More irritated correspondence ensued, a four-star chef tested the product, the exchange was written about in the press, and it ultimately became an international incident with political and cultural overtones, with the West German manufacturer writing, “I recommend you go back to using your former East German scrap metal because you cannot cope with the demands of a valuable high-quality product.” In the end, of course, everyone involved in the incident apologized. It turned out the West German manufacturer was, in fact, originally from East Germany, and the mayor of his town apologized to everyone in both the east and west. The manufacturer weighed in, stating, “I’ d like to apologize to the people in the East. It was not my intention to attack them.” Everyone just said they were sorry.
This episode, it seems to me, reflects some basic truth about design. Because it does seem apparent that the shape of the things we use, these ordinary kitchen utensils like potato peelers and cucumber slicers, can engender not only better living, but also better human behavior. When you think of it this way, it makes all the sense in the world that the OXO vegetable peeler came into being because a man wanted to help his wife; the result was an act of kindness disguised as a kitchen accessory. Possibly this is what the OXO company means when it talks about making everyday living easier, and maybe this is what my son’ s sixth-grade teacher had in mind as well.
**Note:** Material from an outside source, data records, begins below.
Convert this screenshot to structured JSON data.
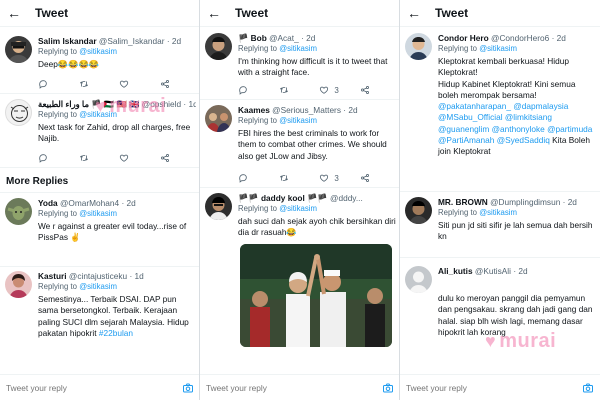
{
  "panels": [
    {
      "header": {
        "title": "Tweet"
      },
      "tweets": [
        {
          "name": "Salim Iskandar",
          "handle": "@Salim_Iskandar",
          "time": "· 2d",
          "replying_label": "Replying to",
          "replying_to": "@sitikasim",
          "text": "Deep😂😂😂😂",
          "likes": ""
        },
        {
          "name": "ما وراء الطبيعة 🏴 🇵🇸 🇲🇾 🇬🇧",
          "handle": "@opshield",
          "time": "· 1d",
          "replying_label": "Replying to",
          "replying_to": "@sitikasim",
          "text": "Next task for Zahid, drop all charges, free Najib.",
          "likes": ""
        }
      ],
      "section_title": "More Replies",
      "more_tweets": [
        {
          "name": "Yoda",
          "handle": "@OmarMohan4",
          "time": "· 2d",
          "replying_label": "Replying to",
          "replying_to": "@sitikasim",
          "text": "We r against a greater evil today...rise of PissPas ✌",
          "likes": ""
        },
        {
          "name": "Kasturi",
          "handle": "@cintajusticeku",
          "time": "· 1d",
          "replying_label": "Replying to",
          "replying_to": "@sitikasim",
          "text": "Semestinya... Terbaik DSAI. DAP pun sama bersetongkol. Terbaik. Kerajaan paling SUCI dlm sejarah Malaysia. Hidup pakatan hipokrit ",
          "hashtag": "#22bulan",
          "likes": ""
        }
      ],
      "composer": {
        "placeholder": "Tweet your reply"
      }
    },
    {
      "header": {
        "title": "Tweet"
      },
      "tweets": [
        {
          "name": "🏴 Bob",
          "handle": "@Acat_",
          "time": "· 2d",
          "replying_label": "Replying to",
          "replying_to": "@sitikasim",
          "text": "I'm thinking how difficult is it to tweet that with a straight face.",
          "likes": "3"
        },
        {
          "name": "Kaames",
          "handle": "@Serious_Matters",
          "time": "· 2d",
          "replying_label": "Replying to",
          "replying_to": "@sitikasim",
          "text": "FBI hires the best criminals to work for them to combat other crimes. We should also get JLow and Jibsy.",
          "likes": "3"
        },
        {
          "name": "🏴🏴 daddy kool 🏴🏴",
          "handle": "@dddy...",
          "time": "",
          "replying_label": "Replying to",
          "replying_to": "@sitikasim",
          "text": "dah suci dah sejak ayoh chik bersihkan diri dia dr rasuah😂",
          "likes": ""
        }
      ],
      "composer": {
        "placeholder": "Tweet your reply"
      }
    },
    {
      "header": {
        "title": "Tweet"
      },
      "tweets": [
        {
          "name": "Condor Hero",
          "handle": "@CondorHero6",
          "time": "· 2d",
          "replying_label": "Replying to",
          "replying_to": "@sitikasim",
          "text_parts": [
            "Kleptokrat kembali berkuasa! Hidup Kleptokrat!",
            "Hidup Kabinet Kleptokrat! Kini semua boleh merompak bersama! "
          ],
          "mentions": "@pakatanharapan_ @dapmalaysia @MSabu_Official @limkitsiang @guanenglim @anthonyloke @partimuda @PartiAmanah @SyedSaddiq",
          "text_tail": " Kita Boleh join Kleptokrat",
          "likes": ""
        },
        {
          "name": "MR. BROWN",
          "handle": "@Dumplingdimsun",
          "time": "· 2d",
          "replying_label": "Replying to",
          "replying_to": "@sitikasim",
          "text": "Siti pun jd siti sifir je lah semua dah bersih kn",
          "likes": ""
        },
        {
          "name": "Ali_kutis",
          "handle": "@KutisAli",
          "time": "· 2d",
          "replying_label": "",
          "replying_to": "",
          "text": "dulu ko meroyan panggil dia pemyamun dan pengsakau. skrang dah jadi gang dan halal. siap blh wish lagi, memang dasar hipokrit lah korang",
          "likes": ""
        }
      ],
      "composer": {
        "placeholder": "Tweet your reply"
      }
    }
  ],
  "watermark": {
    "text": "murai"
  },
  "colors": {
    "accent": "#1d9bf0",
    "secondary_text": "#536471",
    "watermark": "#f078aa"
  },
  "icons": [
    "back-arrow-icon",
    "reply-icon",
    "retweet-icon",
    "like-icon",
    "share-icon",
    "camera-icon"
  ]
}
I wonder if it is because these are hand-held objects that we use to prepare food—and by extension to nurture and sustain ourselves—that we are willing to attribute near human qualities to them. It seems inevitable that such items, almost in spite of themselves, are instruments not simply of food preparation, but of human behavior, coordinates that can help us calibrate our place in human relations. Whether they are talking mittens that try to improve the way you eat, Tupperware parties, or a Japanese woman trying graciously to ask visitors to leave and turning to her handkerchief and a broom, any and all of these can be the small agents of human decency.